> INSTRUCTIONS FOR THE TASK: Print the entries exactly; no image belongs in the copy.

> STUDY MATERIAL:
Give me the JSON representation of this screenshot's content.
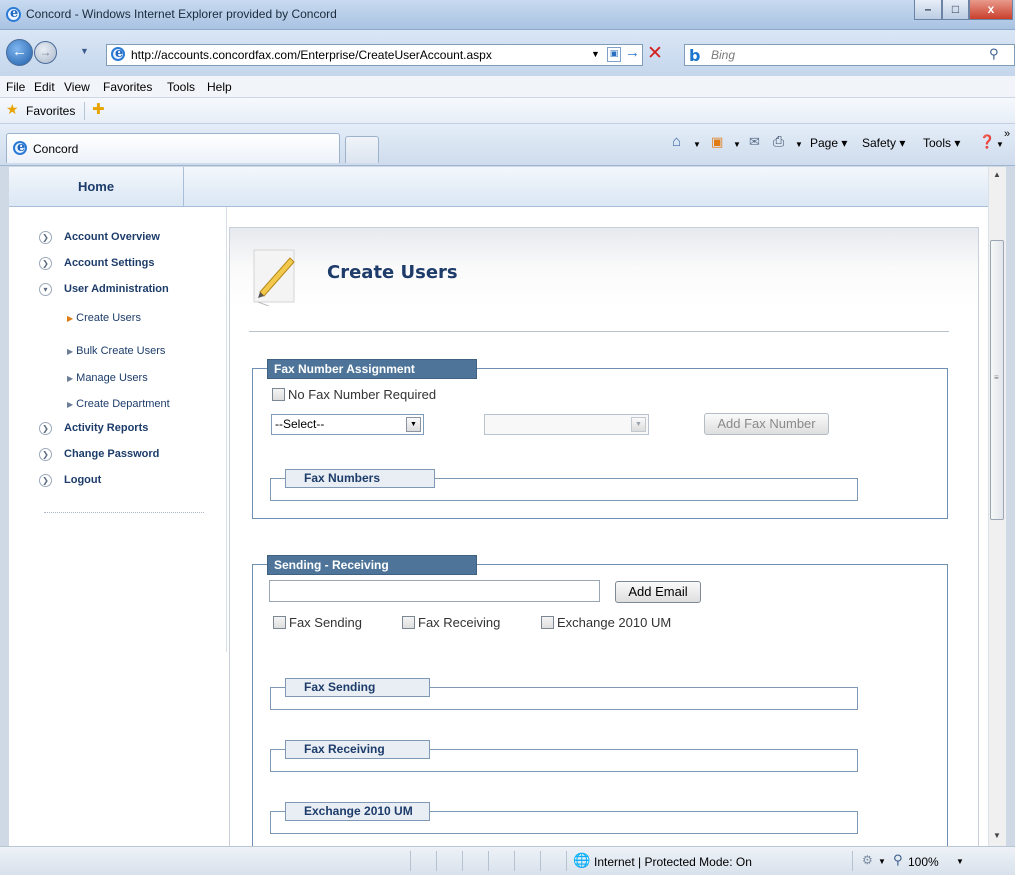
{
  "window": {
    "title": "Concord - Windows Internet Explorer provided by Concord",
    "min": "–",
    "max": "□",
    "close": "x"
  },
  "address": {
    "url": "http://accounts.concordfax.com/Enterprise/CreateUserAccount.aspx"
  },
  "search": {
    "placeholder": "Bing"
  },
  "menu": [
    "File",
    "Edit",
    "View",
    "Favorites",
    "Tools",
    "Help"
  ],
  "favorites": {
    "label": "Favorites"
  },
  "tab": {
    "title": "Concord"
  },
  "commandbar": {
    "page": "Page ▾",
    "safety": "Safety ▾",
    "tools": "Tools ▾",
    "more": "»"
  },
  "nav": {
    "home": "Home",
    "items": [
      "Account Overview",
      "Account Settings",
      "User Administration"
    ],
    "subitems": [
      "Create Users",
      "Bulk Create Users",
      "Manage Users",
      "Create Department"
    ],
    "items2": [
      "Activity Reports",
      "Change Password",
      "Logout"
    ]
  },
  "page": {
    "title": "Create Users"
  },
  "fax_assignment": {
    "legend": "Fax Number Assignment",
    "no_fax": "No Fax Number Required",
    "select": "--Select--",
    "add_btn": "Add Fax Number",
    "fax_numbers": "Fax Numbers"
  },
  "sending": {
    "legend": "Sending - Receiving",
    "add_email": "Add Email",
    "fax_sending": "Fax Sending",
    "fax_receiving": "Fax Receiving",
    "exchange": "Exchange 2010 UM",
    "sub_sending": "Fax Sending",
    "sub_receiving": "Fax Receiving",
    "sub_exchange": "Exchange 2010 UM"
  },
  "status": {
    "zone": "Internet | Protected Mode: On",
    "zoom": "100%"
  },
  "colors": {
    "accent": "#1d3c6a",
    "legend_bg": "#4e7599"
  }
}
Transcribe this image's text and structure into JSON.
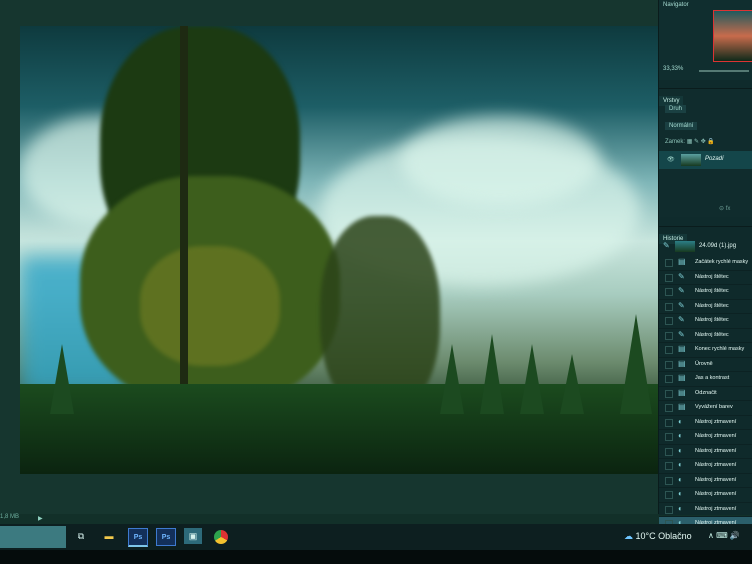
{
  "status": {
    "doc_size": "1,8 MB",
    "arrow": "▶"
  },
  "navigator": {
    "title": "Navigator",
    "zoom": "33,33%"
  },
  "layers": {
    "tab": "Vrstvy",
    "filter_kind": "Druh",
    "blend_mode": "Normální",
    "lock_label": "Zamek:",
    "lock_icons": "▦ ✎ ✥ 🔒",
    "layer_name": "Pozadí",
    "footer_icons": "⊝ fx"
  },
  "history": {
    "tab": "Historie",
    "snapshot": "24.09d (1).jpg",
    "items": [
      {
        "label": "Začátek rychlé masky",
        "icon": "mask-icon"
      },
      {
        "label": "Nástroj štětec",
        "icon": "brush-icon"
      },
      {
        "label": "Nástroj štětec",
        "icon": "brush-icon"
      },
      {
        "label": "Nástroj štětec",
        "icon": "brush-icon"
      },
      {
        "label": "Nástroj štětec",
        "icon": "brush-icon"
      },
      {
        "label": "Nástroj štětec",
        "icon": "brush-icon"
      },
      {
        "label": "Konec rychlé masky",
        "icon": "mask-icon"
      },
      {
        "label": "Úrovně",
        "icon": "doc-icon"
      },
      {
        "label": "Jas a kontrast",
        "icon": "doc-icon"
      },
      {
        "label": "Odznačit",
        "icon": "doc-icon"
      },
      {
        "label": "Vyvážení barev",
        "icon": "doc-icon"
      },
      {
        "label": "Nástroj ztmavení",
        "icon": "dodge-icon"
      },
      {
        "label": "Nástroj ztmavení",
        "icon": "dodge-icon"
      },
      {
        "label": "Nástroj ztmavení",
        "icon": "dodge-icon"
      },
      {
        "label": "Nástroj ztmavení",
        "icon": "dodge-icon"
      },
      {
        "label": "Nástroj ztmavení",
        "icon": "dodge-icon"
      },
      {
        "label": "Nástroj ztmavení",
        "icon": "dodge-icon"
      },
      {
        "label": "Nástroj ztmavení",
        "icon": "dodge-icon"
      },
      {
        "label": "Nástroj ztmavení",
        "icon": "dodge-icon"
      }
    ]
  },
  "taskbar": {
    "ps_label": "Ps",
    "weather_temp": "10°C",
    "weather_text": "Oblačno",
    "tray": "∧ ⌨ 🔊"
  }
}
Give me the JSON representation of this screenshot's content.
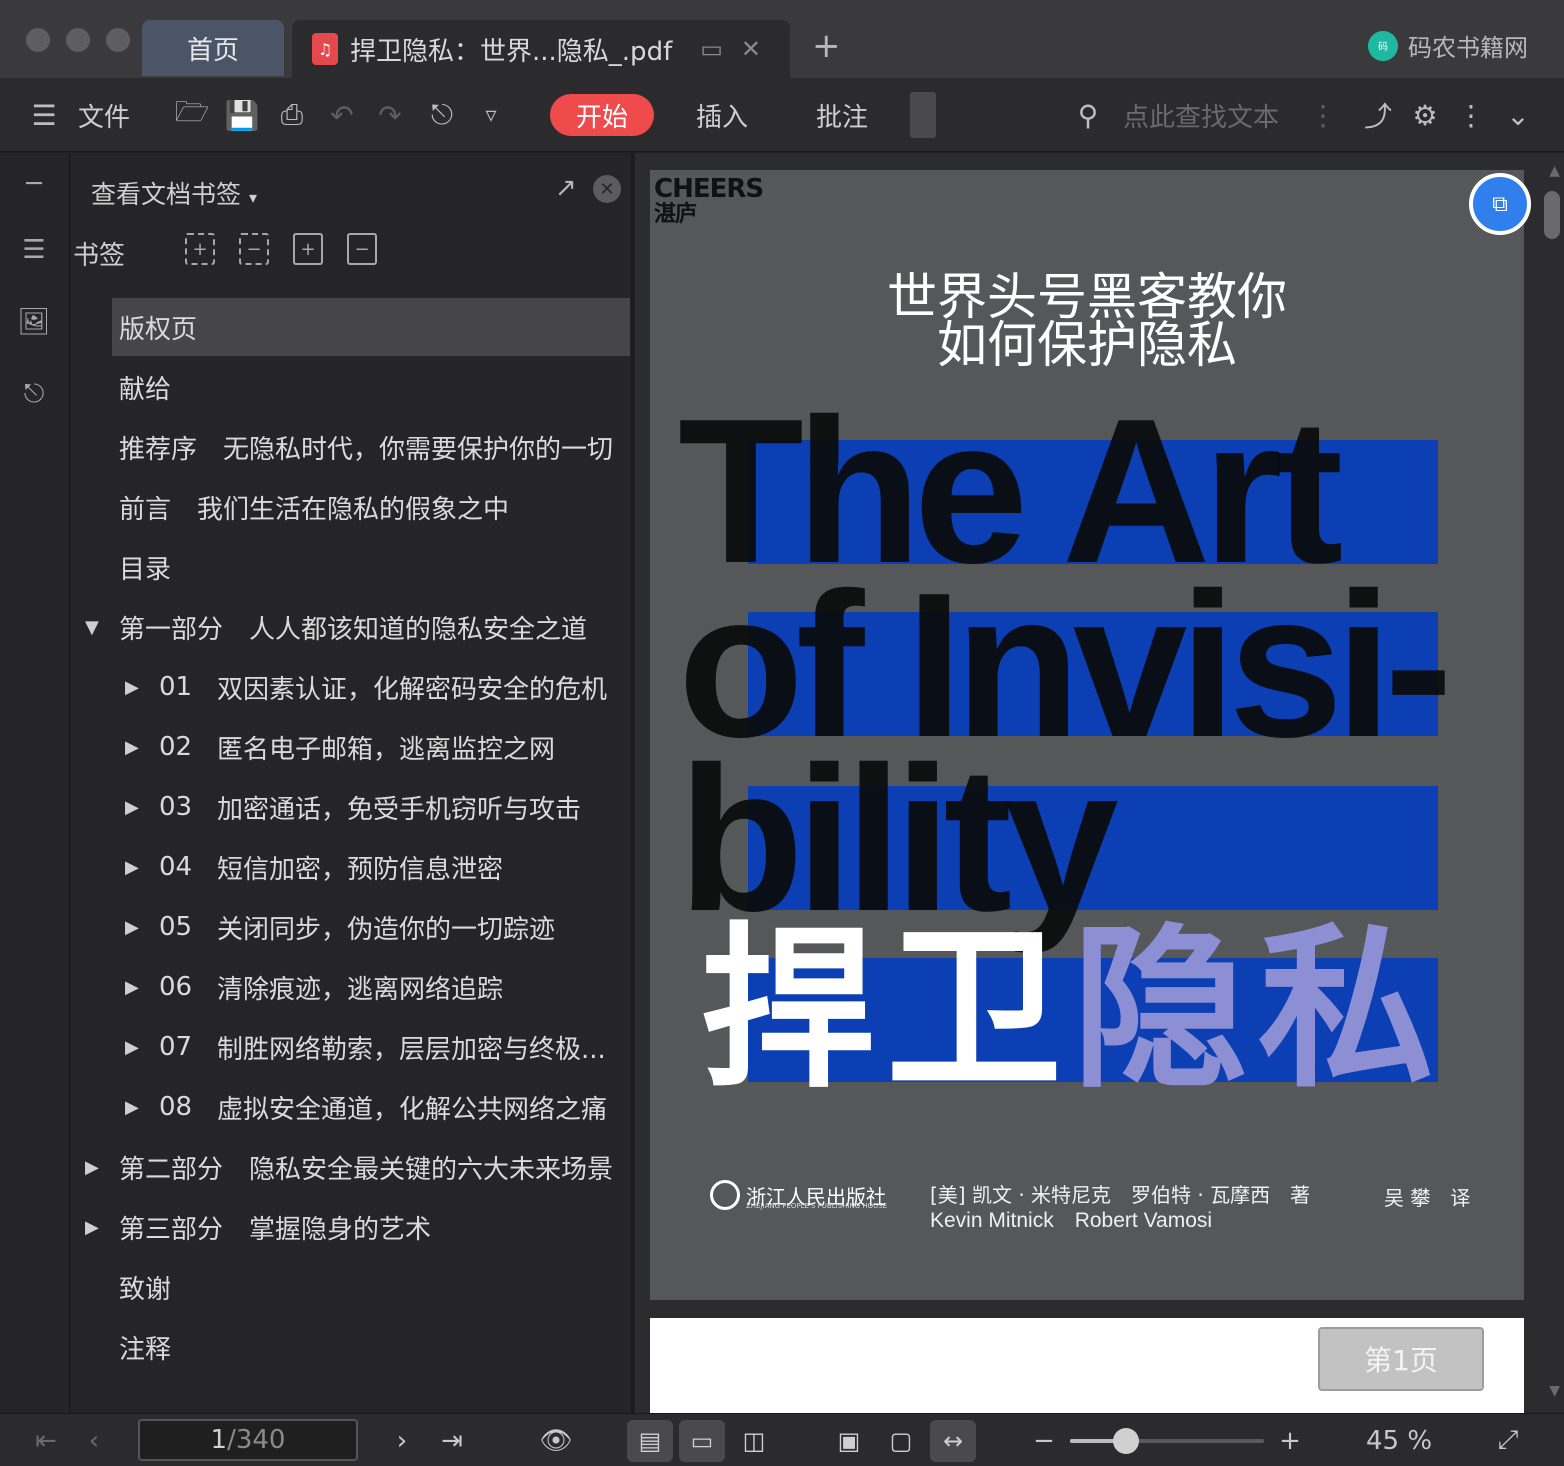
{
  "titlebar": {
    "tabs": [
      {
        "label": "首页"
      },
      {
        "label": "捍卫隐私：世界...隐私_.pdf"
      }
    ],
    "add_tab": "+",
    "brand": "码农书籍网"
  },
  "toolbar": {
    "file_label": "文件",
    "start_label": "开始",
    "insert_label": "插入",
    "annotate_label": "批注",
    "search_placeholder": "点此查找文本"
  },
  "panel": {
    "title": "查看文档书签",
    "bookmark_label": "书签",
    "items": [
      {
        "num": "",
        "text": "版权页",
        "level": 0,
        "arrow": "",
        "selected": true
      },
      {
        "num": "",
        "text": "献给",
        "level": 0,
        "arrow": ""
      },
      {
        "num": "",
        "text": "推荐序　无隐私时代，你需要保护你的一切",
        "level": 0,
        "arrow": ""
      },
      {
        "num": "",
        "text": "前言　我们生活在隐私的假象之中",
        "level": 0,
        "arrow": ""
      },
      {
        "num": "",
        "text": "目录",
        "level": 0,
        "arrow": ""
      },
      {
        "num": "",
        "text": "第一部分　人人都该知道的隐私安全之道",
        "level": 0,
        "arrow": "▼"
      },
      {
        "num": "01",
        "text": "双因素认证，化解密码安全的危机",
        "level": 1,
        "arrow": "▶"
      },
      {
        "num": "02",
        "text": "匿名电子邮箱，逃离监控之网",
        "level": 1,
        "arrow": "▶"
      },
      {
        "num": "03",
        "text": "加密通话，免受手机窃听与攻击",
        "level": 1,
        "arrow": "▶"
      },
      {
        "num": "04",
        "text": "短信加密，预防信息泄密",
        "level": 1,
        "arrow": "▶"
      },
      {
        "num": "05",
        "text": "关闭同步，伪造你的一切踪迹",
        "level": 1,
        "arrow": "▶"
      },
      {
        "num": "06",
        "text": "清除痕迹，逃离网络追踪",
        "level": 1,
        "arrow": "▶"
      },
      {
        "num": "07",
        "text": "制胜网络勒索，层层加密与终极...",
        "level": 1,
        "arrow": "▶"
      },
      {
        "num": "08",
        "text": "虚拟安全通道，化解公共网络之痛",
        "level": 1,
        "arrow": "▶"
      },
      {
        "num": "",
        "text": "第二部分　隐私安全最关键的六大未来场景",
        "level": 0,
        "arrow": "▶"
      },
      {
        "num": "",
        "text": "第三部分　掌握隐身的艺术",
        "level": 0,
        "arrow": "▶"
      },
      {
        "num": "",
        "text": "致谢",
        "level": 0,
        "arrow": ""
      },
      {
        "num": "",
        "text": "注释",
        "level": 0,
        "arrow": ""
      }
    ]
  },
  "cover": {
    "imprint_en": "CHEERS",
    "imprint_cn": "湛庐",
    "subtitle_line1": "世界头号黑客教你",
    "subtitle_line2": "如何保护隐私",
    "title_en_line1": "The Art",
    "title_en_line2": "of Invisi-",
    "title_en_line3": "bility",
    "title_cn_part1": "捍卫",
    "title_cn_part2": "隐私",
    "publisher": "浙江人民出版社",
    "publisher_en": "ZHEJIANG PEOPLE'S PUBLISHING HOUSE",
    "authors_cn": "[美] 凯文 · 米特尼克　罗伯特 · 瓦摩西　著",
    "authors_en": "Kevin Mitnick　Robert Vamosi",
    "translator": "吴 攀　译"
  },
  "docview": {
    "page_badge": "第1页"
  },
  "statusbar": {
    "current_page": "1",
    "page_separator": "/",
    "total_pages": "340",
    "zoom_text": "45 %",
    "zoom_fraction": 0.29
  },
  "colors": {
    "accent_red": "#f04b4c",
    "cover_blue": "#0b3fb3",
    "cover_bg": "#555759",
    "float_button": "#2f80ed"
  }
}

> EXERCISE RESPONSE:
Give me the JSON representation of this screenshot's content.
{
  "window": {
    "title": "Concord - Windows Internet Explorer provided by Concord",
    "min": "–",
    "max": "□",
    "close": "x"
  },
  "address": {
    "url": "http://accounts.concordfax.com/Enterprise/CreateUserAccount.aspx"
  },
  "search": {
    "placeholder": "Bing"
  },
  "menu": [
    "File",
    "Edit",
    "View",
    "Favorites",
    "Tools",
    "Help"
  ],
  "favorites": {
    "label": "Favorites"
  },
  "tab": {
    "title": "Concord"
  },
  "commandbar": {
    "page": "Page ▾",
    "safety": "Safety ▾",
    "tools": "Tools ▾",
    "more": "»"
  },
  "nav": {
    "home": "Home",
    "items": [
      "Account Overview",
      "Account Settings",
      "User Administration"
    ],
    "subitems": [
      "Create Users",
      "Bulk Create Users",
      "Manage Users",
      "Create Department"
    ],
    "items2": [
      "Activity Reports",
      "Change Password",
      "Logout"
    ]
  },
  "page": {
    "title": "Create Users"
  },
  "fax_assignment": {
    "legend": "Fax Number Assignment",
    "no_fax": "No Fax Number Required",
    "select": "--Select--",
    "add_btn": "Add Fax Number",
    "fax_numbers": "Fax Numbers"
  },
  "sending": {
    "legend": "Sending - Receiving",
    "add_email": "Add Email",
    "fax_sending": "Fax Sending",
    "fax_receiving": "Fax Receiving",
    "exchange": "Exchange 2010 UM",
    "sub_sending": "Fax Sending",
    "sub_receiving": "Fax Receiving",
    "sub_exchange": "Exchange 2010 UM"
  },
  "status": {
    "zone": "Internet | Protected Mode: On",
    "zoom": "100%"
  },
  "colors": {
    "accent": "#1d3c6a",
    "legend_bg": "#4e7599"
  }
}
Transcribe this image's text and structure into JSON.
{
  "status": {
    "doc_size": "1,8 MB",
    "arrow": "▶"
  },
  "navigator": {
    "title": "Navigator",
    "zoom": "33,33%"
  },
  "layers": {
    "tab": "Vrstvy",
    "filter_kind": "Druh",
    "blend_mode": "Normální",
    "lock_label": "Zamek:",
    "lock_icons": "▦ ✎ ✥ 🔒",
    "layer_name": "Pozadí",
    "footer_icons": "⊝ fx"
  },
  "history": {
    "tab": "Historie",
    "snapshot": "24.09d (1).jpg",
    "items": [
      {
        "label": "Začátek rychlé masky",
        "icon": "mask-icon"
      },
      {
        "label": "Nástroj štětec",
        "icon": "brush-icon"
      },
      {
        "label": "Nástroj štětec",
        "icon": "brush-icon"
      },
      {
        "label": "Nástroj štětec",
        "icon": "brush-icon"
      },
      {
        "label": "Nástroj štětec",
        "icon": "brush-icon"
      },
      {
        "label": "Nástroj štětec",
        "icon": "brush-icon"
      },
      {
        "label": "Konec rychlé masky",
        "icon": "mask-icon"
      },
      {
        "label": "Úrovně",
        "icon": "doc-icon"
      },
      {
        "label": "Jas a kontrast",
        "icon": "doc-icon"
      },
      {
        "label": "Odznačit",
        "icon": "doc-icon"
      },
      {
        "label": "Vyvážení barev",
        "icon": "doc-icon"
      },
      {
        "label": "Nástroj ztmavení",
        "icon": "dodge-icon"
      },
      {
        "label": "Nástroj ztmavení",
        "icon": "dodge-icon"
      },
      {
        "label": "Nástroj ztmavení",
        "icon": "dodge-icon"
      },
      {
        "label": "Nástroj ztmavení",
        "icon": "dodge-icon"
      },
      {
        "label": "Nástroj ztmavení",
        "icon": "dodge-icon"
      },
      {
        "label": "Nástroj ztmavení",
        "icon": "dodge-icon"
      },
      {
        "label": "Nástroj ztmavení",
        "icon": "dodge-icon"
      },
      {
        "label": "Nástroj ztmavení",
        "icon": "dodge-icon"
      }
    ]
  },
  "taskbar": {
    "ps_label": "Ps",
    "weather_temp": "10°C",
    "weather_text": "Oblačno",
    "tray": "∧ ⌨ 🔊"
  }
}
Give me the JSON representation of this screenshot's content.
{
  "titlebar": {
    "tabs": [
      {
        "label": "首页"
      },
      {
        "label": "捍卫隐私：世界...隐私_.pdf"
      }
    ],
    "add_tab": "+",
    "brand": "码农书籍网"
  },
  "toolbar": {
    "file_label": "文件",
    "start_label": "开始",
    "insert_label": "插入",
    "annotate_label": "批注",
    "search_placeholder": "点此查找文本"
  },
  "panel": {
    "title": "查看文档书签",
    "bookmark_label": "书签",
    "items": [
      {
        "num": "",
        "text": "版权页",
        "level": 0,
        "arrow": "",
        "selected": true
      },
      {
        "num": "",
        "text": "献给",
        "level": 0,
        "arrow": ""
      },
      {
        "num": "",
        "text": "推荐序　无隐私时代，你需要保护你的一切",
        "level": 0,
        "arrow": ""
      },
      {
        "num": "",
        "text": "前言　我们生活在隐私的假象之中",
        "level": 0,
        "arrow": ""
      },
      {
        "num": "",
        "text": "目录",
        "level": 0,
        "arrow": ""
      },
      {
        "num": "",
        "text": "第一部分　人人都该知道的隐私安全之道",
        "level": 0,
        "arrow": "▼"
      },
      {
        "num": "01",
        "text": "双因素认证，化解密码安全的危机",
        "level": 1,
        "arrow": "▶"
      },
      {
        "num": "02",
        "text": "匿名电子邮箱，逃离监控之网",
        "level": 1,
        "arrow": "▶"
      },
      {
        "num": "03",
        "text": "加密通话，免受手机窃听与攻击",
        "level": 1,
        "arrow": "▶"
      },
      {
        "num": "04",
        "text": "短信加密，预防信息泄密",
        "level": 1,
        "arrow": "▶"
      },
      {
        "num": "05",
        "text": "关闭同步，伪造你的一切踪迹",
        "level": 1,
        "arrow": "▶"
      },
      {
        "num": "06",
        "text": "清除痕迹，逃离网络追踪",
        "level": 1,
        "arrow": "▶"
      },
      {
        "num": "07",
        "text": "制胜网络勒索，层层加密与终极...",
        "level": 1,
        "arrow": "▶"
      },
      {
        "num": "08",
        "text": "虚拟安全通道，化解公共网络之痛",
        "level": 1,
        "arrow": "▶"
      },
      {
        "num": "",
        "text": "第二部分　隐私安全最关键的六大未来场景",
        "level": 0,
        "arrow": "▶"
      },
      {
        "num": "",
        "text": "第三部分　掌握隐身的艺术",
        "level": 0,
        "arrow": "▶"
      },
      {
        "num": "",
        "text": "致谢",
        "level": 0,
        "arrow": ""
      },
      {
        "num": "",
        "text": "注释",
        "level": 0,
        "arrow": ""
      }
    ]
  },
  "cover": {
    "imprint_en": "CHEERS",
    "imprint_cn": "湛庐",
    "subtitle_line1": "世界头号黑客教你",
    "subtitle_line2": "如何保护隐私",
    "title_en_line1": "The Art",
    "title_en_line2": "of Invisi-",
    "title_en_line3": "bility",
    "title_cn_part1": "捍卫",
    "title_cn_part2": "隐私",
    "publisher": "浙江人民出版社",
    "publisher_en": "ZHEJIANG PEOPLE'S PUBLISHING HOUSE",
    "authors_cn": "[美] 凯文 · 米特尼克　罗伯特 · 瓦摩西　著",
    "authors_en": "Kevin Mitnick　Robert Vamosi",
    "translator": "吴 攀　译"
  },
  "docview": {
    "page_badge": "第1页"
  },
  "statusbar": {
    "current_page": "1",
    "page_separator": "/",
    "total_pages": "340",
    "zoom_text": "45 %",
    "zoom_fraction": 0.29
  },
  "colors": {
    "accent_red": "#f04b4c",
    "cover_blue": "#0b3fb3",
    "cover_bg": "#555759",
    "float_button": "#2f80ed"
  }
}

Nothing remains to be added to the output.